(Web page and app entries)

= = = = = = =

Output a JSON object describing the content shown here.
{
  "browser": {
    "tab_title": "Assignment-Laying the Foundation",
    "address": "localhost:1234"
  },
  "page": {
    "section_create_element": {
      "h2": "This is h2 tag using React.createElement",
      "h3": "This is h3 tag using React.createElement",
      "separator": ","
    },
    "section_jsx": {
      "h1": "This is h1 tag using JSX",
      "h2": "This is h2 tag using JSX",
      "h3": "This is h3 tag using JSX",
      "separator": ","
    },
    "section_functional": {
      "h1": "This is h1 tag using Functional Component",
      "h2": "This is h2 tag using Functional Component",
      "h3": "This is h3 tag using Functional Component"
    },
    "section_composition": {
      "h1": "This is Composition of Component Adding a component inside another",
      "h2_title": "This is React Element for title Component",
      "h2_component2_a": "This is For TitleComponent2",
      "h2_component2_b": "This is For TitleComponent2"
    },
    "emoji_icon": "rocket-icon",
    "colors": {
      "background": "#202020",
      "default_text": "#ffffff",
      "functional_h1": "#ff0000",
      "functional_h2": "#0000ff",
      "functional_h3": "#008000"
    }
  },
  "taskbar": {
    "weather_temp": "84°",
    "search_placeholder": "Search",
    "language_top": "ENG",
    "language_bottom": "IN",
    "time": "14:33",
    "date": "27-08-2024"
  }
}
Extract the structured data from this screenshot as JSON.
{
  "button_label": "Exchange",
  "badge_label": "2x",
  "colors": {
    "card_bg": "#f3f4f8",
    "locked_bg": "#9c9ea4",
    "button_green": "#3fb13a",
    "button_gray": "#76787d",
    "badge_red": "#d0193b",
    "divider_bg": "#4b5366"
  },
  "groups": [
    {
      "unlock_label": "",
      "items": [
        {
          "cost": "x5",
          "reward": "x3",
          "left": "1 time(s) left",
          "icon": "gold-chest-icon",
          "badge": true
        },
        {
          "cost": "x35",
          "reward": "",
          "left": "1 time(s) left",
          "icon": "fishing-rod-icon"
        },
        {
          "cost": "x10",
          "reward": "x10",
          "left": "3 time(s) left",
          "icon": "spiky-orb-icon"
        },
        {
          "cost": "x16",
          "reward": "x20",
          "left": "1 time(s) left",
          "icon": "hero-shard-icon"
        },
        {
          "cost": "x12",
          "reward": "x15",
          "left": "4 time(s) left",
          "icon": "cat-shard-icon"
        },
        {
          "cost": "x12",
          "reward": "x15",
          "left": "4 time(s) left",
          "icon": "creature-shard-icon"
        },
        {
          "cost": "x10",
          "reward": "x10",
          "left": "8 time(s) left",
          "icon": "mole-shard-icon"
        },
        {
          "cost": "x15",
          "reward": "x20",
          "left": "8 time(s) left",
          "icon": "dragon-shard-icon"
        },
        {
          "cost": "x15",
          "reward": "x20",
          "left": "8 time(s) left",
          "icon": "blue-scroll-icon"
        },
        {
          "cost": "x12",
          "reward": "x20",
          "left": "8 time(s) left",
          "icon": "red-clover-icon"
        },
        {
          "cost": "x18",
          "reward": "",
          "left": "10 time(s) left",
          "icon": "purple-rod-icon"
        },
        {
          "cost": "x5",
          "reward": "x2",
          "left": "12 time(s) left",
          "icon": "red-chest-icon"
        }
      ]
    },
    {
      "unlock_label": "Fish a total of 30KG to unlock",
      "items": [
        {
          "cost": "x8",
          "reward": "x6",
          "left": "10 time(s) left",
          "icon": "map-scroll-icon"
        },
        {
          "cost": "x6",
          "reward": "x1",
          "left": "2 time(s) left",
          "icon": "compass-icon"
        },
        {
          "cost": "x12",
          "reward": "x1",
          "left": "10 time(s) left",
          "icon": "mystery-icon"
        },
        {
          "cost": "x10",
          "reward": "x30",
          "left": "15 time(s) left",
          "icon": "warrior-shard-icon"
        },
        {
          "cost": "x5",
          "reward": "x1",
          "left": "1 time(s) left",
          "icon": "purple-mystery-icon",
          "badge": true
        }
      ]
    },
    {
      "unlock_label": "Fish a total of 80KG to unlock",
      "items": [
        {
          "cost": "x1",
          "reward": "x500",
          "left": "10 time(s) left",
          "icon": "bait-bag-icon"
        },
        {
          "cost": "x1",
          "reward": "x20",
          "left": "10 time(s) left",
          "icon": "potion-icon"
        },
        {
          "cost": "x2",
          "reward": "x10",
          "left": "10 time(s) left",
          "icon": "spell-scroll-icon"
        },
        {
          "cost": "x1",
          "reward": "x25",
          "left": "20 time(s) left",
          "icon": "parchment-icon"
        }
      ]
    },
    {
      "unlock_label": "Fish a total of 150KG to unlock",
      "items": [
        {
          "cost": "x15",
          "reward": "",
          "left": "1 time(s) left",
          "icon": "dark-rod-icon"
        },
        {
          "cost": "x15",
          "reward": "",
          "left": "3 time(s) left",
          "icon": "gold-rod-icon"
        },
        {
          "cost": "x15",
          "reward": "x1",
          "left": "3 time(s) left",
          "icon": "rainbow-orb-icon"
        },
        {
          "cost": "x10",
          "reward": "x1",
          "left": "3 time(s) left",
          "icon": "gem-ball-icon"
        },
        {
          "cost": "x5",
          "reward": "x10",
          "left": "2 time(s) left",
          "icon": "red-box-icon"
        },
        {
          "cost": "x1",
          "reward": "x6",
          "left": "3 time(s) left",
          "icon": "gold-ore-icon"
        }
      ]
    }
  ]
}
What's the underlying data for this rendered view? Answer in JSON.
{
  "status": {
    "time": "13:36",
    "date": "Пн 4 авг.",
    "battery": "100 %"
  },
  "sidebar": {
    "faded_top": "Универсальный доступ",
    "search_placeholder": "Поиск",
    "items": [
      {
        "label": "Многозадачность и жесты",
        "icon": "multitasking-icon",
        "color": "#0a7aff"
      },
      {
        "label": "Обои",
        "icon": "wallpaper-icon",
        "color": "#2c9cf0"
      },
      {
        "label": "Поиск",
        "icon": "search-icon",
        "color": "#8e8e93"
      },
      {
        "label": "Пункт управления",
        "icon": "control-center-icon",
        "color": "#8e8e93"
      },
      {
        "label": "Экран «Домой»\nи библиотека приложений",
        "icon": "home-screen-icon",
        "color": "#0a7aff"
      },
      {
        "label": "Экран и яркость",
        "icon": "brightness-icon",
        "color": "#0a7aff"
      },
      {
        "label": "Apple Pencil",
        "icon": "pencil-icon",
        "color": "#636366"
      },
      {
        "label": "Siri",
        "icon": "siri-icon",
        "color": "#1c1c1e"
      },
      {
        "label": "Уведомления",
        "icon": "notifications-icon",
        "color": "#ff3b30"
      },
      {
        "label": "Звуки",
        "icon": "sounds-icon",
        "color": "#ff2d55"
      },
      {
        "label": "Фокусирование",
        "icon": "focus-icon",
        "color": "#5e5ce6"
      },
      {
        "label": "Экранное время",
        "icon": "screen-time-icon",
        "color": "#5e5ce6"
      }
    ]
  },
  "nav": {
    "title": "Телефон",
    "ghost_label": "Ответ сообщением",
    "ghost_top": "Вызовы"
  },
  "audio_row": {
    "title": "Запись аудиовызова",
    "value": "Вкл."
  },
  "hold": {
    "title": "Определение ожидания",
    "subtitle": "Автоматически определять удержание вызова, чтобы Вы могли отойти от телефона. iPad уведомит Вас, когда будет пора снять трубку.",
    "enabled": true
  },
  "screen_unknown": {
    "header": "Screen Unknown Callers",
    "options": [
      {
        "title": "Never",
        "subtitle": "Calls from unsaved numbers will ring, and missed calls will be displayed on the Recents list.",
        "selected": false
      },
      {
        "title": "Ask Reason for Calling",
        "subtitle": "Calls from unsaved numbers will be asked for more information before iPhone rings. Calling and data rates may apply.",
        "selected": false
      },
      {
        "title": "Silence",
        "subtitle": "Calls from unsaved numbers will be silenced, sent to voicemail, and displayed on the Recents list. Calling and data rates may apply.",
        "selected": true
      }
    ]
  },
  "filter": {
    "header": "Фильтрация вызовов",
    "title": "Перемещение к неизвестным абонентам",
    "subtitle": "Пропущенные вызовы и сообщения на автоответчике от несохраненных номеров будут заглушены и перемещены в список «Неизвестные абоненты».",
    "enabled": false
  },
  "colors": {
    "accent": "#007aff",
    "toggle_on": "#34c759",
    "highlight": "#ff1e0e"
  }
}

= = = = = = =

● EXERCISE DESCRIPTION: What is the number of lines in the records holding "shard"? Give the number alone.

● COMPLETED TASK: 6